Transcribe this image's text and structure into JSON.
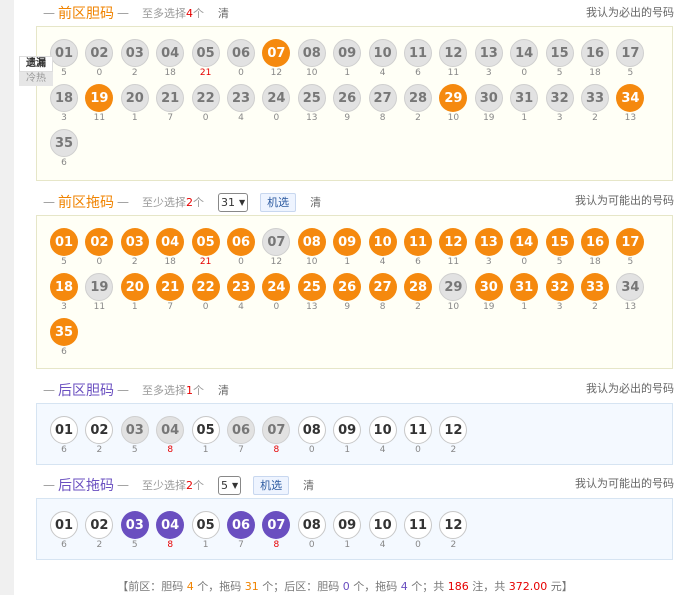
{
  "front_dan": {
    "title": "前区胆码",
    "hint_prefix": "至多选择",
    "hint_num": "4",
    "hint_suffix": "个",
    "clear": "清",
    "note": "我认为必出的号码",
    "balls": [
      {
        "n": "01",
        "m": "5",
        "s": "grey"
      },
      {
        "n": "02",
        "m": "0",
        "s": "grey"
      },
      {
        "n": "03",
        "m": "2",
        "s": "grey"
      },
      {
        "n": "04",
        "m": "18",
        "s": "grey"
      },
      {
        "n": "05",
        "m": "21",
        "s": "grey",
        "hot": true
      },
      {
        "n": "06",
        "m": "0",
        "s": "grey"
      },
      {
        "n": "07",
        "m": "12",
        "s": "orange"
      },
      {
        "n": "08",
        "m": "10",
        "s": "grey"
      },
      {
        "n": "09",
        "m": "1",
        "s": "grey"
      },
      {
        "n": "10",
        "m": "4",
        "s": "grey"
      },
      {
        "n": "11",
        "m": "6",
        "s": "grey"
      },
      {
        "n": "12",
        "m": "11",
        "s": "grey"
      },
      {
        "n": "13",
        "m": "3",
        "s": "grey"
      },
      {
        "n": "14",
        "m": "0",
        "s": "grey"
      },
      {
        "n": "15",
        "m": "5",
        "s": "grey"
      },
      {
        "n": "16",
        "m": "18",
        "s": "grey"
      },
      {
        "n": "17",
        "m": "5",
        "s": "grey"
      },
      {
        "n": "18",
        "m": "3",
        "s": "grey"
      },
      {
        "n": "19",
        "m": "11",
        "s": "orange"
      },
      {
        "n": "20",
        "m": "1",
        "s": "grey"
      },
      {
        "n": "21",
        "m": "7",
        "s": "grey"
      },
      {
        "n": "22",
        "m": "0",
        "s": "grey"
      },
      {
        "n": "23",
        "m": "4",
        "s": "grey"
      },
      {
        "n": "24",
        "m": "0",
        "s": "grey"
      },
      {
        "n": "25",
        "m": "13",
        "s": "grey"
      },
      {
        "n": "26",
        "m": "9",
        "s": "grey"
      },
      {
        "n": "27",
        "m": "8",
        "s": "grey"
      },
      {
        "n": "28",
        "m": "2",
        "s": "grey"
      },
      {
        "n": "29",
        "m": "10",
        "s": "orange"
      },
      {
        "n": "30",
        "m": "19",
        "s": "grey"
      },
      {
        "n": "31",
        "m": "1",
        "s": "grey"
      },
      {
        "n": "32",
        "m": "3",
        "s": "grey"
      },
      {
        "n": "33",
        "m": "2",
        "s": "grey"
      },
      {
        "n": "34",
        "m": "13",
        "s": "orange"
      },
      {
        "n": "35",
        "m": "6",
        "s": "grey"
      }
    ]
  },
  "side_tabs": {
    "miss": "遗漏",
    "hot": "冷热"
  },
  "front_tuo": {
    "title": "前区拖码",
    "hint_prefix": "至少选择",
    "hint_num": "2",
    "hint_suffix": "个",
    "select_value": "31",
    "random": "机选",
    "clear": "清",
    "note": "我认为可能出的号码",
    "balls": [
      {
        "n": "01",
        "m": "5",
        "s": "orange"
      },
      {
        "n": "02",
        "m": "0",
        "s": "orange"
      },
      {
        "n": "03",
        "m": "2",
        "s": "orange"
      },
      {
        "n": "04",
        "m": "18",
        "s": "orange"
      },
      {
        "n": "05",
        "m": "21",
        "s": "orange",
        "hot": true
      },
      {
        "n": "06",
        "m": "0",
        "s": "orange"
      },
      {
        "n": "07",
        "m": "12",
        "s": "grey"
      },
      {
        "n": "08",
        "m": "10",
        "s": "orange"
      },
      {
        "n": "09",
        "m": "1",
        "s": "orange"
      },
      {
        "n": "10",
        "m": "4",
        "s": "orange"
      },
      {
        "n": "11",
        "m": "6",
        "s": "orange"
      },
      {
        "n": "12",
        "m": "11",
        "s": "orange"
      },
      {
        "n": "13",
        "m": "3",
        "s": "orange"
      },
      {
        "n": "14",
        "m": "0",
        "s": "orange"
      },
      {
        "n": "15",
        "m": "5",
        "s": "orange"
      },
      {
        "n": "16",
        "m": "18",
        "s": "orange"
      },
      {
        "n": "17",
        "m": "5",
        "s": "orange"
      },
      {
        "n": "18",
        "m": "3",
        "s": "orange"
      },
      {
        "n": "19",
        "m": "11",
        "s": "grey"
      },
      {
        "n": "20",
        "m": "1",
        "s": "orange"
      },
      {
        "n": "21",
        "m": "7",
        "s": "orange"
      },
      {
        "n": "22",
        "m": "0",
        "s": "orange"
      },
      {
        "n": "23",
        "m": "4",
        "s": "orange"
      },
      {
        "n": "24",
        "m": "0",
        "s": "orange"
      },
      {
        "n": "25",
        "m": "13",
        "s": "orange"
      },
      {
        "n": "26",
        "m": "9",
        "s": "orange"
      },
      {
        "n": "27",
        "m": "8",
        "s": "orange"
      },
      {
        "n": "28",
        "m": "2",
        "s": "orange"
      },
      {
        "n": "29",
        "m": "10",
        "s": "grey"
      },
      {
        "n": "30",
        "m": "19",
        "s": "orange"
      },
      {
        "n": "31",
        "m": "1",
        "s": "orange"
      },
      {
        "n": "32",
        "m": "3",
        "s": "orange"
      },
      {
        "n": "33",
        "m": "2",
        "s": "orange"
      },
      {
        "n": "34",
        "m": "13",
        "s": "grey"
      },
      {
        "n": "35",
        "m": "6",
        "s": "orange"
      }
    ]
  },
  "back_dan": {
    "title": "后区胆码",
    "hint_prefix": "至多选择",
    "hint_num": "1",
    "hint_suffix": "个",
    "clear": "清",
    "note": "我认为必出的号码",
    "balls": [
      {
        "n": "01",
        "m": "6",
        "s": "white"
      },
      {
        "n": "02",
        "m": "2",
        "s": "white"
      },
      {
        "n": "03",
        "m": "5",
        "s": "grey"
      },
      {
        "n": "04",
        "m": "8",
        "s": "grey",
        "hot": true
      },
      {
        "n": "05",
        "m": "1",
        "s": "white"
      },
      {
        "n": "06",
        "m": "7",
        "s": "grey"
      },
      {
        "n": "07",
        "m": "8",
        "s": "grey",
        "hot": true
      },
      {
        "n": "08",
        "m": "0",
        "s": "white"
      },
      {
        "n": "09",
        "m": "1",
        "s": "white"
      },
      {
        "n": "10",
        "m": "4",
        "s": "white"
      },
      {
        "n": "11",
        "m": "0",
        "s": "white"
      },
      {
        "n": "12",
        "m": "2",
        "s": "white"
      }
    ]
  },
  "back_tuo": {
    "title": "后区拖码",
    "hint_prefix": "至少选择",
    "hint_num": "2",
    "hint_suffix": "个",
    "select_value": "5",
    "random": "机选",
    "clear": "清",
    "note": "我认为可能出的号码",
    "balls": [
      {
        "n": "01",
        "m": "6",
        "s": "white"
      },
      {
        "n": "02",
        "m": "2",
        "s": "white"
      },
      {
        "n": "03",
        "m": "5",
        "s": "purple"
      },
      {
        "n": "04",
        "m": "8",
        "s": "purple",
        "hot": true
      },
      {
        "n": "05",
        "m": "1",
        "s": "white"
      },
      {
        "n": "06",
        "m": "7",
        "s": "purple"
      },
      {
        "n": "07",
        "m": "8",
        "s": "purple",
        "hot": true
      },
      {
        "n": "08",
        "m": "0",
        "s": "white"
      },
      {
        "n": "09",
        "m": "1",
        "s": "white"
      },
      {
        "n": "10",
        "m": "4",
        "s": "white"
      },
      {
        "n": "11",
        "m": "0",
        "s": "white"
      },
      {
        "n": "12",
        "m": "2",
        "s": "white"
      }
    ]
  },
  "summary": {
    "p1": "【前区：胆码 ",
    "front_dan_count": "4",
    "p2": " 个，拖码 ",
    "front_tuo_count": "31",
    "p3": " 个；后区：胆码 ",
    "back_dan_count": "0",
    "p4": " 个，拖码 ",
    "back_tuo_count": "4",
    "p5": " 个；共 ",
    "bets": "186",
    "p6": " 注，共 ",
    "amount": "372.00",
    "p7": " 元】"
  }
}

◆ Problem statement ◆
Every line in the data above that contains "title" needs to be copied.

◆ Response ◆
    "title": "前区胆码",
    "title": "前区拖码",
    "title": "后区胆码",
    "title": "后区拖码",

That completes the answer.